To be honest, I kind of miss Trent Reznor, Man of Mystery. I loved the music, the persona, and the rare glimpses into his real life that revealed that he's a funny, nerdy guy at heart and that he really likes animals and video games. Not expecting to ever be a part of his real life, I kind of liked the rest being left up to my imagination. It's much funnier to *imagine* Trent the tortured, angst-filled artist eating Lucky Charms and watching Good Morning America in his underwear. Not that I don't love and respect the real, human Trent that we've had a chance to get to know recently. But if he feels like he needs to withdraw that in order to save his own sanity, I'm cool with that. I don't need him to reveal his soft, vulnerable underbelly if it means that he starts to hate people. My imagination can more than compensate: Trent on a canoe, Trent trying to get a parking sticker from his housing association, Trent in a frou-frou pet boutique agonizing whether he should start his dogs on a raw diet...
But if Trent is still on the fence as to whether he should withdraw completely from the NINerverse, I would like to point out that it was through Twitter and nin.com that he basically raised the money to pay for a man's heart transplant outright. There is incredible stupidity on the Internet, yes, but I'm not willing to say that it's only the idiots who rule.
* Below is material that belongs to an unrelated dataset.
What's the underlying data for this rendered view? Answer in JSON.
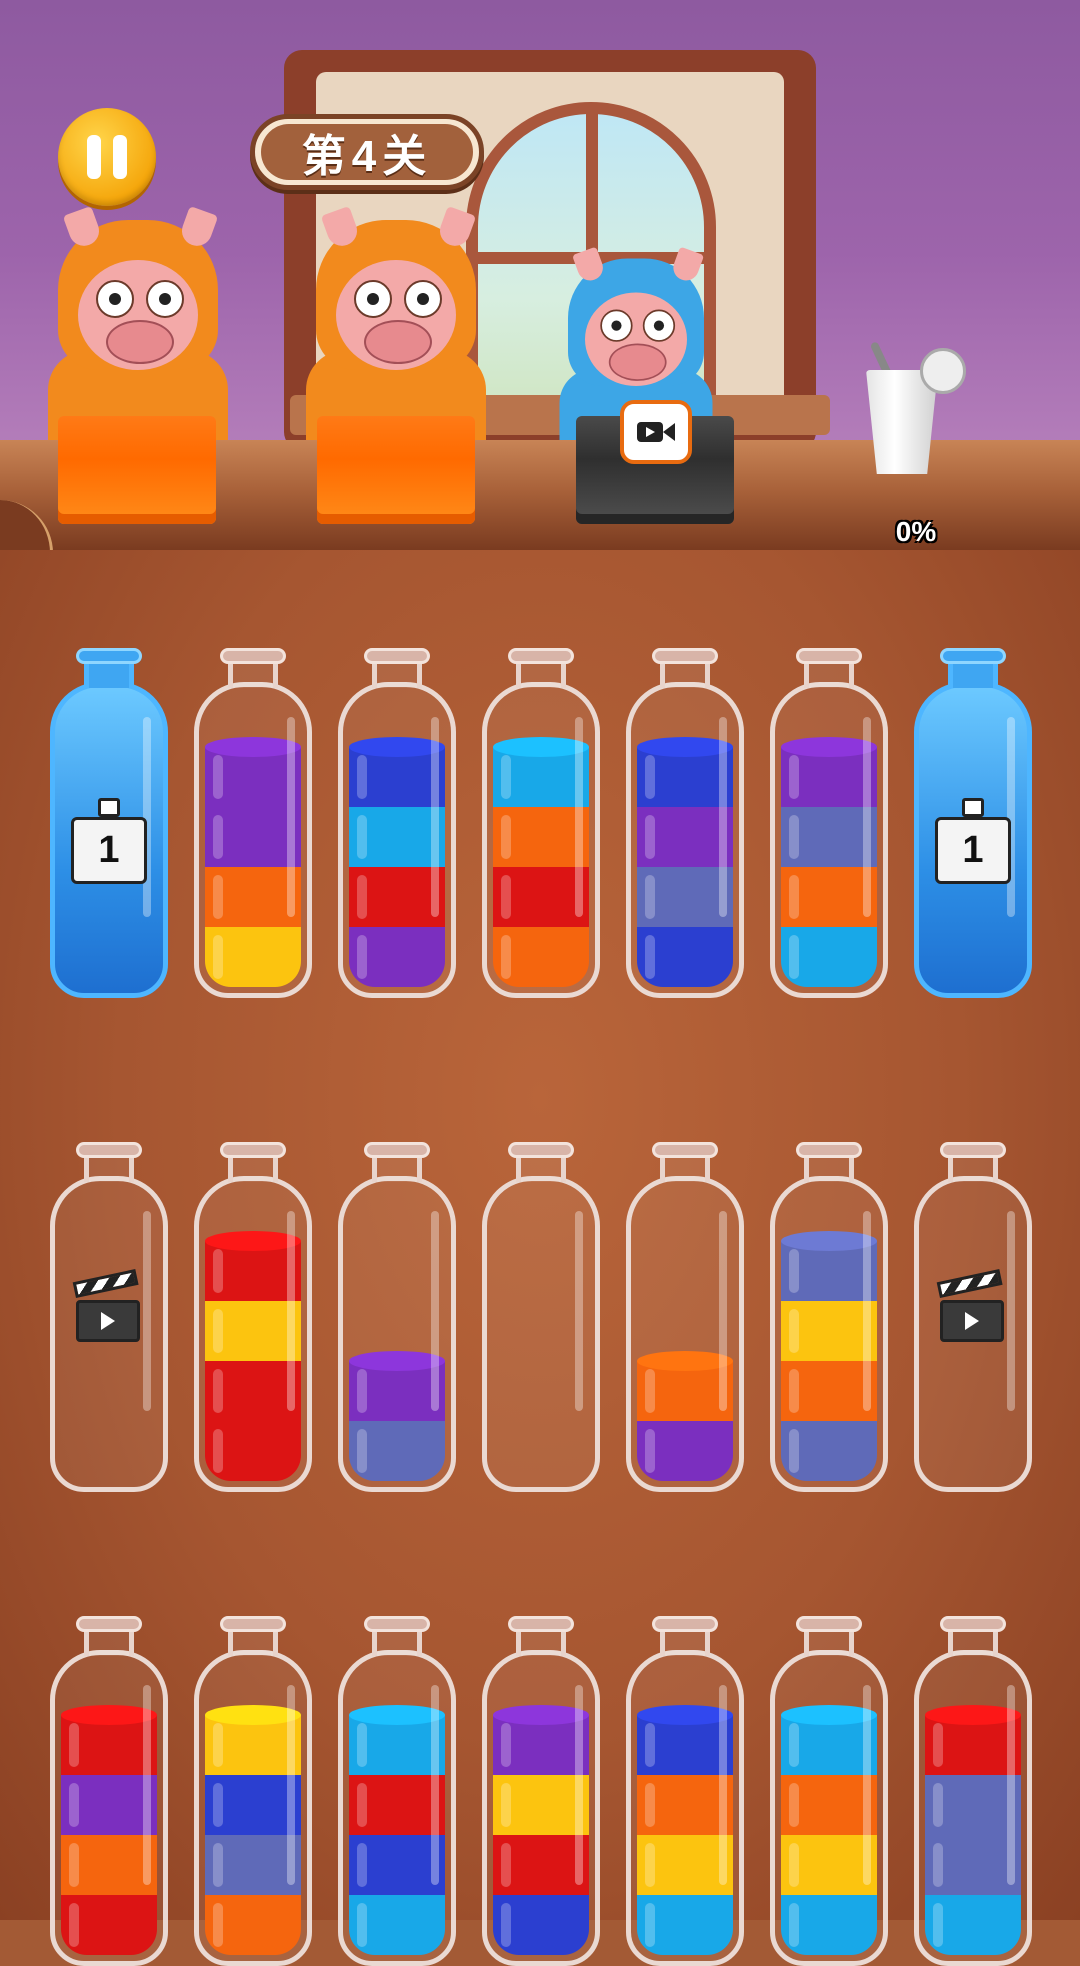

Oh, and Anonymi? If you're the cause of all this harassment and annoyance, lay off already! Jesus.